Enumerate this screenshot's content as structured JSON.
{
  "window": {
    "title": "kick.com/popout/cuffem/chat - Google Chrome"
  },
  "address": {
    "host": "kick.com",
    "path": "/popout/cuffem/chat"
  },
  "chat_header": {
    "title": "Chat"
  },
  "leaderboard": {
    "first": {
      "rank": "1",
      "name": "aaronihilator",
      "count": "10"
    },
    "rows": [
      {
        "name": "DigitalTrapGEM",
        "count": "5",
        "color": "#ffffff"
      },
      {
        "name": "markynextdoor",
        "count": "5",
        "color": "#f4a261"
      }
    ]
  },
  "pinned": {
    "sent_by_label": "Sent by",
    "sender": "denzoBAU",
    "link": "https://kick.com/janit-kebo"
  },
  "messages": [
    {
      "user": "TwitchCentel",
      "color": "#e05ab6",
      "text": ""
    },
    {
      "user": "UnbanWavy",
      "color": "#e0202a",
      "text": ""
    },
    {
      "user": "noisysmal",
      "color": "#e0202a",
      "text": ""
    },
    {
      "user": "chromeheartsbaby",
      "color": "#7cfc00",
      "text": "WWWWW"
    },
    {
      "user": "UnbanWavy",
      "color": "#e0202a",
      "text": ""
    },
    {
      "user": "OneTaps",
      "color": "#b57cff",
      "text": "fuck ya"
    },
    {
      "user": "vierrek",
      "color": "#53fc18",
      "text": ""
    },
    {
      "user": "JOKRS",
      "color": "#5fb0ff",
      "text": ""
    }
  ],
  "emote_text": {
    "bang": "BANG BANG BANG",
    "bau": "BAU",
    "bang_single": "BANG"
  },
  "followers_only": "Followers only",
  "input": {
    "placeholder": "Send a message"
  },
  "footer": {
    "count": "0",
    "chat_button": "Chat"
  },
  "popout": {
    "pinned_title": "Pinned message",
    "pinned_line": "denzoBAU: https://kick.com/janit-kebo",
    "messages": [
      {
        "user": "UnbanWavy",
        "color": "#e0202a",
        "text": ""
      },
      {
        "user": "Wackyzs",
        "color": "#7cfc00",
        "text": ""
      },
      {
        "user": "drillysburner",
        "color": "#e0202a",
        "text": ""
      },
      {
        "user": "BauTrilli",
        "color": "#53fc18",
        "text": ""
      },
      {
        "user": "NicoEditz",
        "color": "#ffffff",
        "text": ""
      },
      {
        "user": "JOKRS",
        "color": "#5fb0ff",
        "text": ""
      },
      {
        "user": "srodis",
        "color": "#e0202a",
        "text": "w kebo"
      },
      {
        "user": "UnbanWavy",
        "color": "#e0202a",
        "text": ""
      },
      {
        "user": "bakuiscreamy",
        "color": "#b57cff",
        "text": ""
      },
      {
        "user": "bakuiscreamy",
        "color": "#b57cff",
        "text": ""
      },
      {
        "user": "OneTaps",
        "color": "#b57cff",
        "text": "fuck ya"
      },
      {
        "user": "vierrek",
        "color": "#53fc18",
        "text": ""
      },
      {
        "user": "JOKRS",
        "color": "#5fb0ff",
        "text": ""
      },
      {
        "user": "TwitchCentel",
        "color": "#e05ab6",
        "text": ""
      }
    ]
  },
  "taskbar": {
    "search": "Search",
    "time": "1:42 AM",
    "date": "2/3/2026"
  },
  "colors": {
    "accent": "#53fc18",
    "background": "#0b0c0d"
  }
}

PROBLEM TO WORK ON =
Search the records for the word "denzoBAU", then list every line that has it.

OUTPUT FOR THIS EXERCISE =
    "sender": "denzoBAU",
    "pinned_line": "denzoBAU: https://kick.com/janit-kebo",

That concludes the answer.